Prior work peers have identified being tough on students as one of my shortcomings. I guess my biggest problem is – I do not see it as a shortcoming in today’s schools. Some of my best teachers and coaches demanded and got way more of me than I thought I was capable of giving. I detested it and sometimes them then, but I have a high sense of appreciation of it all now.
For that reason, this is in my DNA and for me, it is the only way to put together and sustain a strong school system. I draw lines in the dirt with students all the time and I tell them not to cross the line. The influences some kids come to school with in today’s times really make for this, in my opinion, being the only right way to put together a healthy school system that does not allow certain students to become bigger than the next student.
Narrowly speaking, not only am I talking about developing a set of standards and high expectations but more significantly having things in place where there is a plan already developed for how we respond when our students do not meet our expectations and what to do for our kids who are giving us exactly what we are asking for.
In a recent fall meeting with both principals and assistant principals, I loudly said we need to be tougher on the very few students who are purposely not meeting our expectations and taking precious time and resources away from the majority of kids doing the right things all the time. Although it was not said, I am sure my request caught them by surprise. It was important to follow that request up by telling them the district-level administration will support them when the parent of the adversely behaving student wants to discuss the issue further.

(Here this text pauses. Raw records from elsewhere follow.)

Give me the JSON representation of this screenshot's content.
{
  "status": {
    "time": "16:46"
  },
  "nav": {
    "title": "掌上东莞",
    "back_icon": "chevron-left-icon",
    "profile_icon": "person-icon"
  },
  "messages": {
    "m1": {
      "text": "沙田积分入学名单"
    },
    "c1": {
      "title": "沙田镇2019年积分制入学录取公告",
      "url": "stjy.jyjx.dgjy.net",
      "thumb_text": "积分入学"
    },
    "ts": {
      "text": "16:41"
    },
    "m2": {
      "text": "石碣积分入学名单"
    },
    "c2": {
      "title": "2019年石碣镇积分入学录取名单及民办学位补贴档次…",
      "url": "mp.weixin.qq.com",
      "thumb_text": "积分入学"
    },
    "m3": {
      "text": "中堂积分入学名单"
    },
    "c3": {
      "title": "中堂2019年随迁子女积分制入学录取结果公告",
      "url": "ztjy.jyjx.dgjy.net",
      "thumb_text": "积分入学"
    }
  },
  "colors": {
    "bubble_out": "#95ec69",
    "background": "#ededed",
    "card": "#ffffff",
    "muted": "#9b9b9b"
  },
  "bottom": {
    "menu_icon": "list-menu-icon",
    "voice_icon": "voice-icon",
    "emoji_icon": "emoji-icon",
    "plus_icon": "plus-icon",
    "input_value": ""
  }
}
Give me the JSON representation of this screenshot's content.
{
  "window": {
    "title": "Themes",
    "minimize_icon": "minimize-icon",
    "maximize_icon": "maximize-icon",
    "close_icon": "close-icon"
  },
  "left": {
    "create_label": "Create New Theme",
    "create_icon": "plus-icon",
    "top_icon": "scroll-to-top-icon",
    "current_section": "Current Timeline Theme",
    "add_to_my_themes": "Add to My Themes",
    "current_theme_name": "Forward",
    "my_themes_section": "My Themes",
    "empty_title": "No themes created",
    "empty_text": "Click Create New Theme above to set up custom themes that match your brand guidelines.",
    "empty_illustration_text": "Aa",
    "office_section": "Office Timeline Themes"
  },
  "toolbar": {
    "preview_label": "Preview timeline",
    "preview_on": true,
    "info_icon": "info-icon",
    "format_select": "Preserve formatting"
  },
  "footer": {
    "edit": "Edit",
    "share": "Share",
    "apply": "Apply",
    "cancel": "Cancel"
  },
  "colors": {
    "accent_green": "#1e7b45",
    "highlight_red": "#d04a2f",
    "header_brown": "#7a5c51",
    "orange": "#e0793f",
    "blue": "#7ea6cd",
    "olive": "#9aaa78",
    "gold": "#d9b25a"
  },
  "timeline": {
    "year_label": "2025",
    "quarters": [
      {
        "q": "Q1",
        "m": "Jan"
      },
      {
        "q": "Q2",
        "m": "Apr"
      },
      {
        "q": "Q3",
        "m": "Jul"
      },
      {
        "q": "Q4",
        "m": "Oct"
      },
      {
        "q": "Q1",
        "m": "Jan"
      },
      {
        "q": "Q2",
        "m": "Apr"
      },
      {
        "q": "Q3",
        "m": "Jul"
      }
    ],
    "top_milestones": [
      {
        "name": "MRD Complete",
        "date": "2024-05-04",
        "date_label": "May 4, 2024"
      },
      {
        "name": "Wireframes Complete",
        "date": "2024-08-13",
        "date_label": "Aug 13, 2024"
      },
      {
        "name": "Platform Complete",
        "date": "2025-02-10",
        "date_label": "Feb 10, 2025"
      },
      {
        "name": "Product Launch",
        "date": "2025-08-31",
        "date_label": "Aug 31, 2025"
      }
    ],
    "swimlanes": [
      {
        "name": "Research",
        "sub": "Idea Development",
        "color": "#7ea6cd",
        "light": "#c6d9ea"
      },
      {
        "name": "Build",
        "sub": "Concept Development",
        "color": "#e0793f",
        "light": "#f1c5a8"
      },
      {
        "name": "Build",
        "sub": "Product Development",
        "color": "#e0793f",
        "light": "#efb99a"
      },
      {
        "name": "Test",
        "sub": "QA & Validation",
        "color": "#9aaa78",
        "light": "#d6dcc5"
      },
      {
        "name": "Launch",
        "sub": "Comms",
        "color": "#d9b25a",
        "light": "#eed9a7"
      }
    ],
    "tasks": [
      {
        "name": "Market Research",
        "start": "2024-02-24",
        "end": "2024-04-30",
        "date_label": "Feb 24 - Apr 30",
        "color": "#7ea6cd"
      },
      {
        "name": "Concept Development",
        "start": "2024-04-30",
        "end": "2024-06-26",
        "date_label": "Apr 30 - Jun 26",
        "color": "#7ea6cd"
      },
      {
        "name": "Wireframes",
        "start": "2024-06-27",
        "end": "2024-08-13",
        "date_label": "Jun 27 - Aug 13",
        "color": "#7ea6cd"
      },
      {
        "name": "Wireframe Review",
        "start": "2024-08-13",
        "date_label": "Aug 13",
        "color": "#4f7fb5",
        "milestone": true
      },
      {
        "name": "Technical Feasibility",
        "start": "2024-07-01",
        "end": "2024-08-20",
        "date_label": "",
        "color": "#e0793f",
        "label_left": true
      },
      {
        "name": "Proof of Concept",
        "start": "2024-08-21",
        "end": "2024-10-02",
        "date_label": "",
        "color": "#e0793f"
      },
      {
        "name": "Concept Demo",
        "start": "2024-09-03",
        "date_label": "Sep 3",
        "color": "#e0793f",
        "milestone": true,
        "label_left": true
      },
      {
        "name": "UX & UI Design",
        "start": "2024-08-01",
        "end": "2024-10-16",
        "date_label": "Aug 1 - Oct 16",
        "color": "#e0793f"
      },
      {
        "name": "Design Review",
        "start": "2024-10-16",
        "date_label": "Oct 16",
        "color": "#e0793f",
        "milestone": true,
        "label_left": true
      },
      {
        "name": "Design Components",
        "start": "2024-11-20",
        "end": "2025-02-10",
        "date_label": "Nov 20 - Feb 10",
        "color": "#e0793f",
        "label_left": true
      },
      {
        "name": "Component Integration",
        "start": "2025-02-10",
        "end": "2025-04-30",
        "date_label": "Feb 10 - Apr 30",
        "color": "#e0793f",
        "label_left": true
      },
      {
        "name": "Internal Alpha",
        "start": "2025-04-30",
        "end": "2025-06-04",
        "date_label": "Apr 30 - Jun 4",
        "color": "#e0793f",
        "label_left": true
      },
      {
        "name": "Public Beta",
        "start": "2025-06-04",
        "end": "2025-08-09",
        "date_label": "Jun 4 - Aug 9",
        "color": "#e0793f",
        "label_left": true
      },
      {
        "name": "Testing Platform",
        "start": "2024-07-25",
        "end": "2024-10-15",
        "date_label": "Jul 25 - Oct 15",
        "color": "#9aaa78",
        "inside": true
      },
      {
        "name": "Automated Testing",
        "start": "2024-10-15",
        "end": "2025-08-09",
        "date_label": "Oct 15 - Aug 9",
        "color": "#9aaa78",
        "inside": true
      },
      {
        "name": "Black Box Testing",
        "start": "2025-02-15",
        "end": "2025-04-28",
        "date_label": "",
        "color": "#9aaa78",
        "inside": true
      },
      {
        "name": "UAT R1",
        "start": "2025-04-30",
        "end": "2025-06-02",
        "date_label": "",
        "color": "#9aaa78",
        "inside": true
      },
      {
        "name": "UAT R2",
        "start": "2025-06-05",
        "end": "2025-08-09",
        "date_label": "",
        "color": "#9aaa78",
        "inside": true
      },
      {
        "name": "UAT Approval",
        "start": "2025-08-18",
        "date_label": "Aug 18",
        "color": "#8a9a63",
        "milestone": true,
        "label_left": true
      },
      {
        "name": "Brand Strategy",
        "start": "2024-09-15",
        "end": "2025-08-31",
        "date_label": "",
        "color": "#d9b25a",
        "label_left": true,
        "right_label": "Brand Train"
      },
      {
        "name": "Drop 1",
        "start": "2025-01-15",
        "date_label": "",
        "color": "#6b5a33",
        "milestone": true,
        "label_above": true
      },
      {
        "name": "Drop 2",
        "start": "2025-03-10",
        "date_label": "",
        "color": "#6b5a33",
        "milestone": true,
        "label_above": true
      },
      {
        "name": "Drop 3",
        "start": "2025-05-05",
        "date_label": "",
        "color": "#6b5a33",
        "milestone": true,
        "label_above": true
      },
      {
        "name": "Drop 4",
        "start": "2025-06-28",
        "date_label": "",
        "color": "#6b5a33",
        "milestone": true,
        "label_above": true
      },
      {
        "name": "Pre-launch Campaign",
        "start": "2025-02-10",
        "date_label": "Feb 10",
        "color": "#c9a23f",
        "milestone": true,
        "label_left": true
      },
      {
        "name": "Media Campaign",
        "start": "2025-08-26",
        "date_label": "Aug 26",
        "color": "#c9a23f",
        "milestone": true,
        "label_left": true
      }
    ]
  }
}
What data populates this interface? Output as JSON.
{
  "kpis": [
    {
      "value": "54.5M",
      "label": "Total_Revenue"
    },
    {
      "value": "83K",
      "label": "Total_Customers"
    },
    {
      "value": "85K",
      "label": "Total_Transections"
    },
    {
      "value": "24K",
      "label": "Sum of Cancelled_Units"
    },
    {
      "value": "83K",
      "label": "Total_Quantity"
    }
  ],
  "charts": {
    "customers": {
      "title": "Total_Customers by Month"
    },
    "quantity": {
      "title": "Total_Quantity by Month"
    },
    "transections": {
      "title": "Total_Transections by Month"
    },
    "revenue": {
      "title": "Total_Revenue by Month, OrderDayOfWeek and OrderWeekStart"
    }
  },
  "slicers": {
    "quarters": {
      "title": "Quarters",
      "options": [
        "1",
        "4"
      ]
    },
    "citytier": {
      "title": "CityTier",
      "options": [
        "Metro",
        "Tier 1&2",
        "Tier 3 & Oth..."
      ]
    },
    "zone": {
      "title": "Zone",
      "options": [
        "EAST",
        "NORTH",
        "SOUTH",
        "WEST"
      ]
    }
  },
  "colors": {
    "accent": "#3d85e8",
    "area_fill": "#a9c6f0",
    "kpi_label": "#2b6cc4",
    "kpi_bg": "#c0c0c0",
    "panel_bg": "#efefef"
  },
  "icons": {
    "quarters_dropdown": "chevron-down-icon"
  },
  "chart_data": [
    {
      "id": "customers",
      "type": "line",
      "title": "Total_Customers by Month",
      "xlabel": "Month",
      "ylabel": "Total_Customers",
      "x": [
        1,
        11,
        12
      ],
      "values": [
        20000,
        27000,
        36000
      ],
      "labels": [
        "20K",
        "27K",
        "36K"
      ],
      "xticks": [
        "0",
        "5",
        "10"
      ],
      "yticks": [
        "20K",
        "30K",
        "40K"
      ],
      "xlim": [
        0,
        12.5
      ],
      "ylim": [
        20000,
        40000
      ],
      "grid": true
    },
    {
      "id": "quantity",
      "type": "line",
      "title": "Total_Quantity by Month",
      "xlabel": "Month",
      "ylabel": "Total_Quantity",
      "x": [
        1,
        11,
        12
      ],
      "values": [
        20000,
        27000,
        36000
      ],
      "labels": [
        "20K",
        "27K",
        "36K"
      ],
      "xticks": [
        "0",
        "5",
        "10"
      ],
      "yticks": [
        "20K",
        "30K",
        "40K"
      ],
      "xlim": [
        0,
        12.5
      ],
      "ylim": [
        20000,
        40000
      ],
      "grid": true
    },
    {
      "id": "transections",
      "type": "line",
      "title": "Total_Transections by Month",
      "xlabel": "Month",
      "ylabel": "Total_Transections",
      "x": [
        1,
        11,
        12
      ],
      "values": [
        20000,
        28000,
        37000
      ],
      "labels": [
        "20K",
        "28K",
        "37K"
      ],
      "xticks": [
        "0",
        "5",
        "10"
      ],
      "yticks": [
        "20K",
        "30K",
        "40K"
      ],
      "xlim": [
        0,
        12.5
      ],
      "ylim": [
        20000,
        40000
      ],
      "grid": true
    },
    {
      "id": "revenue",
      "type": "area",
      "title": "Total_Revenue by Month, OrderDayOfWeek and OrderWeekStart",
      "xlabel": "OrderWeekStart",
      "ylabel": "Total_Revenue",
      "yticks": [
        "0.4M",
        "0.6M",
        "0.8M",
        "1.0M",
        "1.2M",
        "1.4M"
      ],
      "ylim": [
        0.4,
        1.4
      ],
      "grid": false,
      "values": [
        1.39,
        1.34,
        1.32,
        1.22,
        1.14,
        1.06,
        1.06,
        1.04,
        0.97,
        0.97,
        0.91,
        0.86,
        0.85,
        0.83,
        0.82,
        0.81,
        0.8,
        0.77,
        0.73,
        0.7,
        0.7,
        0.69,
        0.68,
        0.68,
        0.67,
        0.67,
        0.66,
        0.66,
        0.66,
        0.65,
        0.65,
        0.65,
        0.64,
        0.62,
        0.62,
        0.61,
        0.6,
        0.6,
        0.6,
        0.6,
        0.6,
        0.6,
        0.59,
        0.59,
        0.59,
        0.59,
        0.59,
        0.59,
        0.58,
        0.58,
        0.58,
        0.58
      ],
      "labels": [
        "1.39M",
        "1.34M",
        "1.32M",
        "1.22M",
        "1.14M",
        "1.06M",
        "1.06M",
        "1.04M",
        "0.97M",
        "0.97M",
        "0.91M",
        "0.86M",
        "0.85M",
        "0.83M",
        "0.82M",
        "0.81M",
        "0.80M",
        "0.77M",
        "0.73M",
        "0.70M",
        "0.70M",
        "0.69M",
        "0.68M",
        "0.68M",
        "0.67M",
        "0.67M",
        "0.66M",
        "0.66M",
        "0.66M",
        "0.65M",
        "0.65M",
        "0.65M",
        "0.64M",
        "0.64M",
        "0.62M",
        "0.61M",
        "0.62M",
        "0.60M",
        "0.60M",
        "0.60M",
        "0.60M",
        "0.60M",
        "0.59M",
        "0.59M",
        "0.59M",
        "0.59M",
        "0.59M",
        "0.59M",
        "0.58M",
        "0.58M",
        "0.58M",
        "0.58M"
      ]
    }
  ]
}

So, what is the plan for the large majority of our kids who are meeting our elevated standards and expectations each and every day? I have to say I am very proud of the response of the campus principals to my insistence that we have Positive Behavior Intervention Support in all of our schools. This was a new thought for campus leadership when I introduced this during an early summer meeting, and I required each campus to have this in place and use this as an incentive for grades, attendance, and behavior.
The campus leadership and their creation of a campus behavior committee have had a profound influence on what is making this work. The intent was to have rewards and incentives in place for kids to reach for and it is working. The most apparent area we can all clearly see right now is the impact it has had on student attendance. Student attendance is a primary tenet of any school system. Our teachers could come up with the perfect academic lesson for our students and it just wouldn’t matter if the kids were not there to be a part of it.
As the Spring semester unfurls its vibrant promise, the palpable excitement in the air is amplified by the noticeable shifts in adult behaviors across all of our campuses. With a fresh start comes renewed enthusiasm, and the changed leadership at all the schools additionally ushers in a wave of innovative perspectives and strategies. This leadership transition injects a dynamic energy that permeates both through classrooms and hallways, creating an environment ripe for growth and positive change.
Moreover, the implementation of PBIS in all schools underscores a district commitment to fostering a constructive and inclusive learning atmosphere. The introduction of PBIS signifies a collective effort to nurture not just academic development of our kids, but also social and emotional well-being, emphasizing a holistic approach to education that promises to make this Spring semester a transformative chapter in the educational journey. As the educational landscape evolves, the confluence of these factors paints a promising picture of a semester teeming with possibilities and positive transformations.
Dr. Kermit Ward
Vernon ISD Superintendent